In Claro v. 323 Firehouse, LLC, 2019 NY Slip Op 07970 (3d Dept 2019), the Plaintiff allegedly injured her left shoulder when she tripped and fell on a raised concrete sidewalk slab. At the time of the accident, she was walking towards a diner that was owned by one of the defendants. In fact, the owner of the diner had repaired and replaced the sidewalk outside of the diner prior to the incident. In addition to the diner, the Plaintiff also sued a firehouse located next door.
The diner and the firehouse both filed motions for summary judgment. The Supreme Court of Greene County denied the defendants’ motions, indicating that the defendants failed to meet their summary judgment burdens as there were triable issues of material fact as to their negligence. The defendants, however, appealed the Supreme Court’s decision.
The New York Appellate Division, Third Department, reversed the Supreme Court’s denial of the firehouse’s motion for summary judgment but affirmed the denial of the diner’s summary judgment motion.

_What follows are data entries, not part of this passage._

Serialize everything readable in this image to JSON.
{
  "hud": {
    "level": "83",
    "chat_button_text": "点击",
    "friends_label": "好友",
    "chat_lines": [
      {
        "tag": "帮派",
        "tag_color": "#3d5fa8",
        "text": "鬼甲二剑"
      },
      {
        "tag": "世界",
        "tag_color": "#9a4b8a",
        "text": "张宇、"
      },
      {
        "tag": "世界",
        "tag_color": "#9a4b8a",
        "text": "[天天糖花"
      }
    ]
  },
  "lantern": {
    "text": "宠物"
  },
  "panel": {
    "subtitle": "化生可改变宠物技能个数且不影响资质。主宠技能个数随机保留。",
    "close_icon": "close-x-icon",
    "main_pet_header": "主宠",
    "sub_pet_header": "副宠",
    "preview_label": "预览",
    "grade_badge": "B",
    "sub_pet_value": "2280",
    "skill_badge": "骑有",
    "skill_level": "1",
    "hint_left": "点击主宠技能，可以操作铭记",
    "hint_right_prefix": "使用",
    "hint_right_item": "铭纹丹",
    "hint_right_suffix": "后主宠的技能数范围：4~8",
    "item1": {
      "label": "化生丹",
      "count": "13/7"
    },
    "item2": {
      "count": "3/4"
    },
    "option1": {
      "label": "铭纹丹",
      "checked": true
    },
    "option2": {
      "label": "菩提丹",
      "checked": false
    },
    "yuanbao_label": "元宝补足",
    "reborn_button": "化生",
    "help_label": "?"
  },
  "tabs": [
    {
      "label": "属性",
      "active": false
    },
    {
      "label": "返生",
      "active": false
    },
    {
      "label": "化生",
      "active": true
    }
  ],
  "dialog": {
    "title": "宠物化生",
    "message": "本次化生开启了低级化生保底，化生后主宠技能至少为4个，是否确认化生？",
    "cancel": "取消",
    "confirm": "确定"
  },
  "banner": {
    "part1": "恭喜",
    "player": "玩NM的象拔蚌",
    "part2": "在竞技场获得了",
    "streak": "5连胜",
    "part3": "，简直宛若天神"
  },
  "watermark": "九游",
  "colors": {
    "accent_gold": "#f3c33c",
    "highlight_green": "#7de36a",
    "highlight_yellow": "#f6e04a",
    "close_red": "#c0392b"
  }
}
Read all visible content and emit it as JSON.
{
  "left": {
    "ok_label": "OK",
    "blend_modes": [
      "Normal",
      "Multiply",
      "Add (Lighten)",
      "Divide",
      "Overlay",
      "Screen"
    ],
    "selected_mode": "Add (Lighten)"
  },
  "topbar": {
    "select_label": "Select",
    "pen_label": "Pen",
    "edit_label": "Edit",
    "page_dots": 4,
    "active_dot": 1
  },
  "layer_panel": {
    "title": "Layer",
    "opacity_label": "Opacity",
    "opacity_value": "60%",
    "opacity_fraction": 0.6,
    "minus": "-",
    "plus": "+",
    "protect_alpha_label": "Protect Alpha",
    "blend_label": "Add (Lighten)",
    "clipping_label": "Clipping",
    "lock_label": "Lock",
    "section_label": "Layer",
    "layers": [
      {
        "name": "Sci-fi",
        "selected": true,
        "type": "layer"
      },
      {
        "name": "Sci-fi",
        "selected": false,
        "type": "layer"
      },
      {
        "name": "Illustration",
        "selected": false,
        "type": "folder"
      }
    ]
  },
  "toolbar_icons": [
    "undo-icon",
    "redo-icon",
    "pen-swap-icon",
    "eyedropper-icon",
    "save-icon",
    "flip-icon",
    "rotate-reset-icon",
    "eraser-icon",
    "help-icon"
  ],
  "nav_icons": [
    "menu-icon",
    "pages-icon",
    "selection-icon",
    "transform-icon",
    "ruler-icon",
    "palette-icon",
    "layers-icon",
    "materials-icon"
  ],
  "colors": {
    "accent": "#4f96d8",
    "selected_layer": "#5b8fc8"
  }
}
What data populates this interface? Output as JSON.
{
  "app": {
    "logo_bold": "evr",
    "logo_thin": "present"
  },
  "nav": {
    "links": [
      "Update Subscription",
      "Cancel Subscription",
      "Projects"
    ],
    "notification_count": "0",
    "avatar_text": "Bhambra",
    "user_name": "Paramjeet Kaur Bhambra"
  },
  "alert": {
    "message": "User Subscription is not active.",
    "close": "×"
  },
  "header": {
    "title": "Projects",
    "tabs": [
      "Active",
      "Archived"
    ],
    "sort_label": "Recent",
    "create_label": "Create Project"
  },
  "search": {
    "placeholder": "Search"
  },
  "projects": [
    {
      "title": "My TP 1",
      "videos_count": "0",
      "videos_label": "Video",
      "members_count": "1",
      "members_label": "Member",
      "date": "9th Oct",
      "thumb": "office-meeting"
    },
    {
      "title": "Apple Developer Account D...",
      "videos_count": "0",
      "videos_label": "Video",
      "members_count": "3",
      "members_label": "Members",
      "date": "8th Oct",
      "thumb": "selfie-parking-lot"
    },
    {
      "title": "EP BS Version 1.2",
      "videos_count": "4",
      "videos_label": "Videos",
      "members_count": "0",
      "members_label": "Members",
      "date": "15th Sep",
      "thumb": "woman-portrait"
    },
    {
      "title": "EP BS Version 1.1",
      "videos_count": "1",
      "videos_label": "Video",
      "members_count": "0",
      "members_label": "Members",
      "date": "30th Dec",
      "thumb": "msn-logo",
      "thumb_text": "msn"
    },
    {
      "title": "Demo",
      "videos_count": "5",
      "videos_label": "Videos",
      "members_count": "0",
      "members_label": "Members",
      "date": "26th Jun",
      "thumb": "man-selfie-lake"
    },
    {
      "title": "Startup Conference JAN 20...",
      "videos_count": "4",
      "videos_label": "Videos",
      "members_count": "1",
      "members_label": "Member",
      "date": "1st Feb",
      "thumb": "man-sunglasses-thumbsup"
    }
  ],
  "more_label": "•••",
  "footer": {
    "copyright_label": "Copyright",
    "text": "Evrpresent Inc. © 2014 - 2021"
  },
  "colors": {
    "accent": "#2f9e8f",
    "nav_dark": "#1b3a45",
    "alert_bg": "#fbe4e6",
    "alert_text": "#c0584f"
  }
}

In its decision, the Appellate Division discussed that “landowner(s) have a duty to maintain [their] property in a reasonably safe condition, trivial defects are not actionable.” (Gami v. Cornell Univ., 162 AD3d 1441, 1442 (2018), lv denied 32 NY3d 916 (2019)). Additionally, New York courts have not established a bright-line rule for how much height differential between sidewalk slabs would render a defect trivial. Rather, courts look to various factors, including the “width, depth, elevation, irregularity and appearance of the defect along with the time, place and circumstance of the injury.” Id. at 1442.
The Appellate Division affirmed the denial of summary judgment as to the diner. Specifically, the Court held that the diner failed to establish that it did not create the alleged dangerous condition when he undertook the repairs to the sidewalk. As to the firehouse, the Appellate Division reversed the trial court’s denial of summary judgment. In reversing the lower court, the Appellate Division found that the firehouse had not made any changes to the sidewalk or curb area since purchasing the property in 2004. Additionally, the firehouse was never notified of the diner’s intent to install the new sidewalk. The contractor hired by the diner had no contract with the firehouse. Therefore, the Appellate Division held that the firehouse did not create the alleged defect that caused the Plaintiff’s fall and it was entitled to summary judgment.